Repeat each entry word for word; the images are not part of the copy.

Source records

──────────────────────────────

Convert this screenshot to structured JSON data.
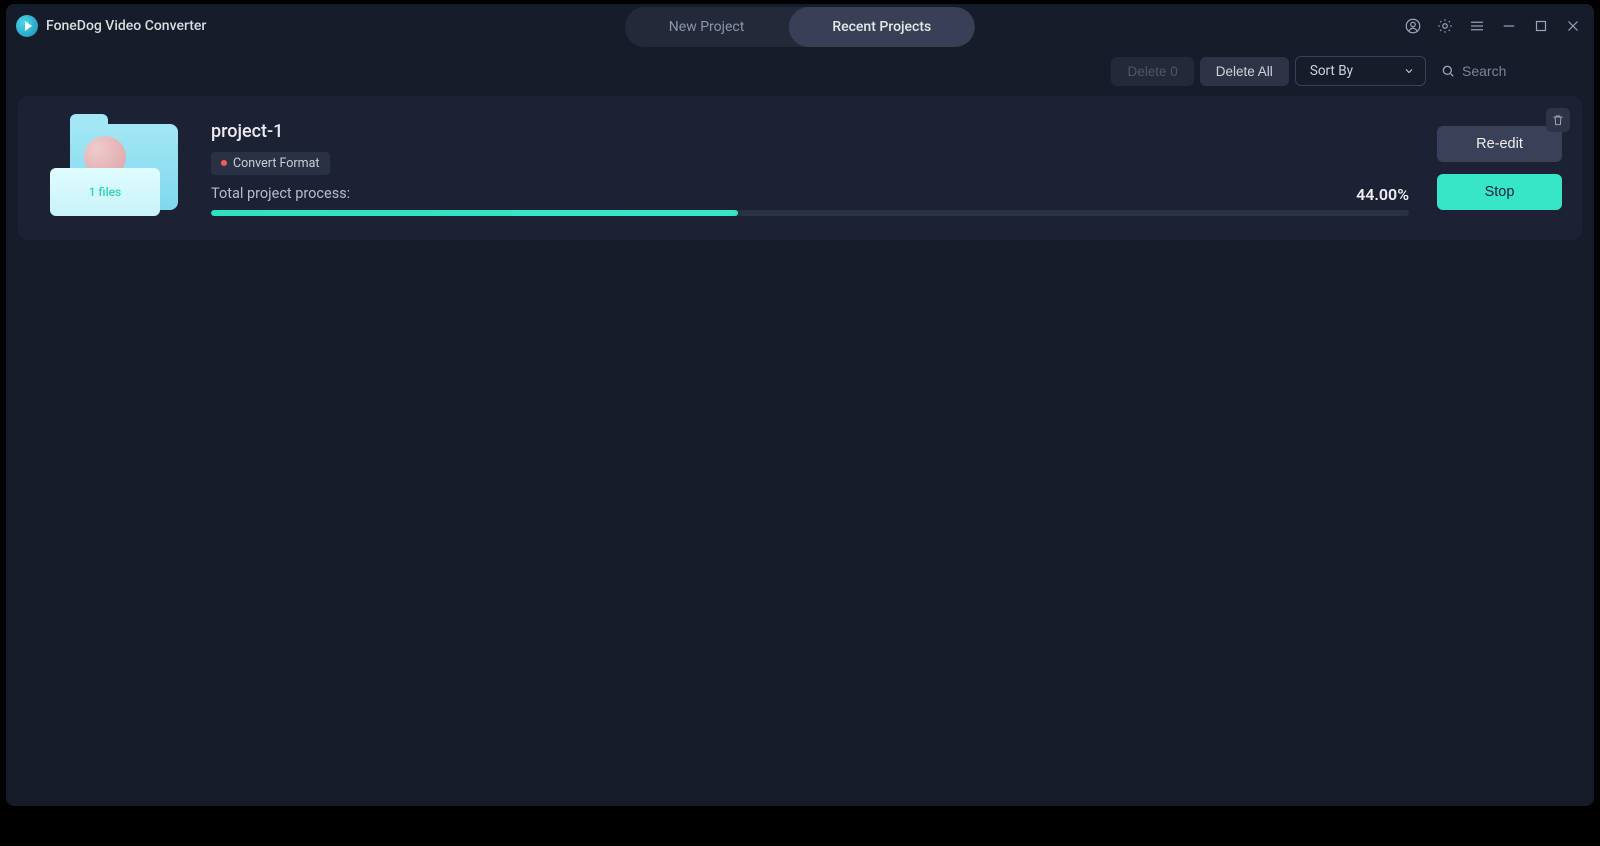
{
  "app": {
    "title": "FoneDog Video Converter"
  },
  "tabs": {
    "new": "New Project",
    "recent": "Recent Projects"
  },
  "toolbar": {
    "delete0": "Delete 0",
    "deleteAll": "Delete All",
    "sortBy": "Sort By",
    "searchPlaceholder": "Search"
  },
  "project": {
    "name": "project-1",
    "tag": "Convert Format",
    "filesLabel": "1 files",
    "progressLabel": "Total project process:",
    "progressPct": "44.00%",
    "progressValue": 44,
    "reedit": "Re-edit",
    "stop": "Stop"
  }
}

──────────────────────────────

* **Answer space**:
Convert this screenshot to structured JSON data.
{
  "app": {
    "title": "FoneDog Video Converter"
  },
  "tabs": {
    "new": "New Project",
    "recent": "Recent Projects"
  },
  "toolbar": {
    "delete0": "Delete 0",
    "deleteAll": "Delete All",
    "sortBy": "Sort By",
    "searchPlaceholder": "Search"
  },
  "project": {
    "name": "project-1",
    "tag": "Convert Format",
    "filesLabel": "1 files",
    "progressLabel": "Total project process:",
    "progressPct": "44.00%",
    "progressValue": 44,
    "reedit": "Re-edit",
    "stop": "Stop"
  }
}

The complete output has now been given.